This is going to be a slightly different review as I am going to be reviewing two releases at once however the tracks are part of a series from group Advent Varic. Both tracks were released in 2019. Advent Varic is a group from Boston that plays a style of music they dub, blackened stoner and although I loathe taking any band’s description of their music at face value, this tag is a pretty accurate description.

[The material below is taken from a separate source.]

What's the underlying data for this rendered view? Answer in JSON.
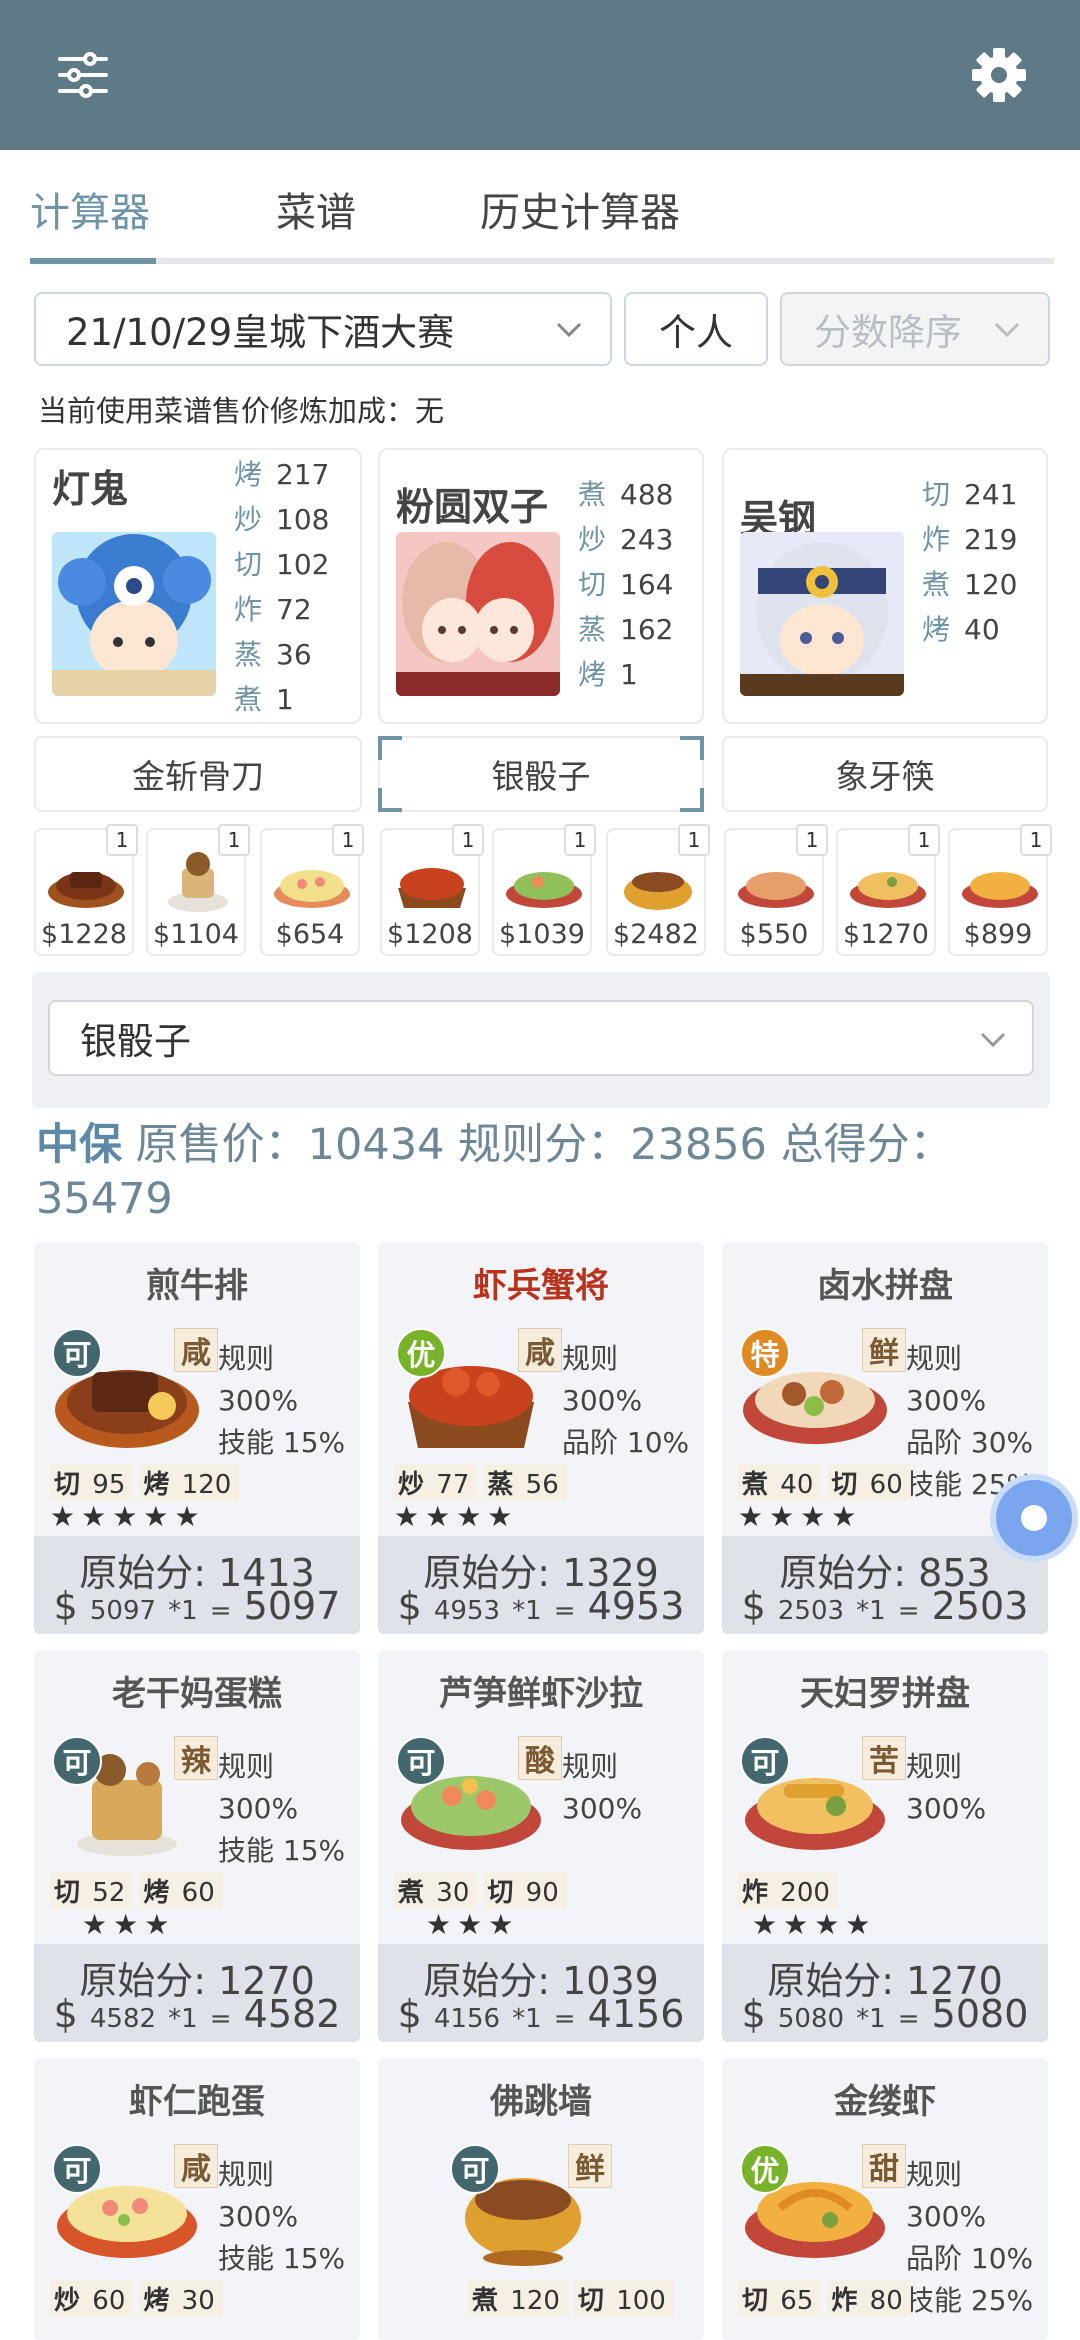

Generally, when combining the black metal and stoner/doom genres the result usually entails traditional doom instrumentals with more aggressive, raspy vocals (like Remote or Dopethrone) or occasionally a more bleak and morbid sound which can best be described as “really slow” black metal (Thou). Advent Varic brings a unique twist to this formula. The music has more in common with black metal than doom metal on the whole but introduces a psychedelic effect that is not an uncommon form of black metal to find around these days. Acts such as Oranssi Pazuzu spring to mind but more because of the texture than the writing style. Part I and II of Tumulus are twenty-minute and fifteen-minute long tracks, respectively, so despite what I just said this already puts us in a doom metal state of mind (that would be a lovely adaption of the classic “Georgia On My Mind” wouldn’t it?). The music switches effortlessly from psychedelic black metal textures to post-hardcore and hardcore elements (even occasional hints at a post-rock sound) that give the music some ‘oomph’. The general atmosphere of the band puts me into an artist’s nightmare, like being thrust into a Bosch painting where you find yourself being devoured by a deformed bird-like creature (the Prince of Hell) adorned in a cast iron pot. The music is the soundscape to catastrophe; gloom, an ever-present and sobering effect.
The musical form itself is progressive. The parts come and go before you get time to appreciate them properly and that is the mark of truly progressive music. That being said none of the musicality on the album feels brashly virtuosic. That is not to say the musicians are not proficient in their instruments but the playing seems to serve the mood more than some antiquated idea of musical showmanship. The music has a cavernous texture that infers a sense of space both figuratively and literally. The band claims to hail from Planet Tumulus, but in this case, the backstory serves to be a lot less comical than that of say GWAR. Other than that it is hard to glean much backstory about the band’s fictitious past. The lyrics are cryptic and slightly repetitive, adding to the trance-like nature of the music. Part I seems to focus on a first-person perspective embodying the thoughts of what seems to be a prisoner intertwined with appropriately introspective, destructive, violent and dark imagery with hints at some sort of vengeance about to take place. From what I can decipher of Part II the lyrics allude to a destructive god that seeks to destroy the planet Tumulus, or at least is aware of its impending doom. I’m a sucker for fantasy/sci-fi backstories and this really does it for me. I actually even enjoy the fact that the backstory is quite cryptic, allowing you to draw your own conclusions as to the details of the story. I would love to see a Coheed and Cambria-style comic to go along with this story but that also might ruin its mystery.
It is hard to say why I find this release compelling. It does not feel entirely new or unique but texturally the music washes over you in such a pleasant manner it is hard to dislike it. The artwork is quite bland and initially, the music feels like it is something you have heard a million times before but it’s progressive nature elevates my enjoyment of it. The slowly trudging, brooding quality combined with sci-fi themes and production gives this album a slightly unique spin in a musical landscape dominated by cookie-cutter projects. Check this one out.